  • Make sure they are not over scheduling themselves
  • Make sure they are getting enough sleep. The National Sleep Foundation recommends 8.5-9.5 hours a day for adolescents
  • Look at your assumptions about what constitutes a good college and what you are communicating, perhaps unknowingly, to them

Strategies for parents of children of all ages

  • Look at how you define success and how you communicate that to your children
  • Limit media time
  • Increase family time, especially eating meals together as a family

Strategies for students

  • Think about how you define success and make the appropriate changes to your attitude
  • Root out any tendencies to perfectionism
  • Be aware of tendencies to be overly competitive
  • Ask yourself whether you are being less creative and open to exploration in exchange for high grades and test scores

It goes without saying that schools have a part to play in reducing stress.

Strategies for schools

  • Examine the testing, homework and final exam policies
  • Stop publishing the honor roll in newspapers
  • Stop listing where kids are going to college in community newspapers and in graduation ceremonies
  • Look at teaching and assessment policies

One school, Needham High School in Needham, Massachusetts, created a Stress Reduction Committee after Principal Paul Richards attended a Stressed-Out Students conference at Stanford University.

In January 2008, the committee issued an report encouraging parents to help by advocating for a "mastery goal approach" to high school rather than a "performance goal approach, focused on high grades and admission to a name-brand college."

The report advised the school to "minimize any hypocritical practices that contribute to high stress, e.g., non-coordinated testing schedules, excessive homework and ranking students."

These actions, and more, have been taken at Needham High School as of January 2008:

  • Teachers participated in a professional development day on stress and wellness
  • Stress management workshops were held for juniors and sophomores
  • Articles about stress appeared in the student newspaper
  • A stress survey was taken by the student body in February 2006

The committee identified many more actions to be taken. These include:

  • Develop a Web site with a list of resources about stress
  • Communicate best practices to reduce stress
  • Revise the school's homework policy
  • Create a column about stress in the student newspaper

Finding the right level of stress

Parents need to set rules for their children that enforce moderation. They must strive to keep time free for family meals and activities.

Driving children from one activity to another, day after day, while cramming homework into whatever time is left over, teaches children to over schedule themselves. On the other hand, if parents have personal goals for themselves — that they can realistically achieve — are comfortable with their own stress levels, and know how to relax, then their children will grow up learning to do the same.
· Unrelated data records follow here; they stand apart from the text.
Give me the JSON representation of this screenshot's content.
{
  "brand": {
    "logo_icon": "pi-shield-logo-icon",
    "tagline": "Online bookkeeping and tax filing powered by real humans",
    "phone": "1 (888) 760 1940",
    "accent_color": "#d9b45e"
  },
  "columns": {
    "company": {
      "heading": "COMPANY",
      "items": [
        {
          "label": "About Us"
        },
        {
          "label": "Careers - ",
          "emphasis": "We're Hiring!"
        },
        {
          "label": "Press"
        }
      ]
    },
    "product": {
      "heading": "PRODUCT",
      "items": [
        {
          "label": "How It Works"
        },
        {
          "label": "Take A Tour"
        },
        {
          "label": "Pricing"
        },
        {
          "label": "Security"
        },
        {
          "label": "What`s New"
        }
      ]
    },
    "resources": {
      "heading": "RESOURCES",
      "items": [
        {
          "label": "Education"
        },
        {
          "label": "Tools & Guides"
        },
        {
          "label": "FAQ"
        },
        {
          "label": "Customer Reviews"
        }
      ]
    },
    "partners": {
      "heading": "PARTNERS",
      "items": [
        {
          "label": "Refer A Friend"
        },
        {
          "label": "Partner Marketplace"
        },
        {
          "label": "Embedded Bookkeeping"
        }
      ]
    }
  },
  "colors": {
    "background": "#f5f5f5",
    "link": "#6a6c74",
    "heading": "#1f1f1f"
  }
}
These are the signs that a student has a healthy level of stress:

  • She is excited about learning.
  • He doesn't feel that he needs to cheat to get ahead.
  • She feels healthy.
  • He feels he is determining his own future.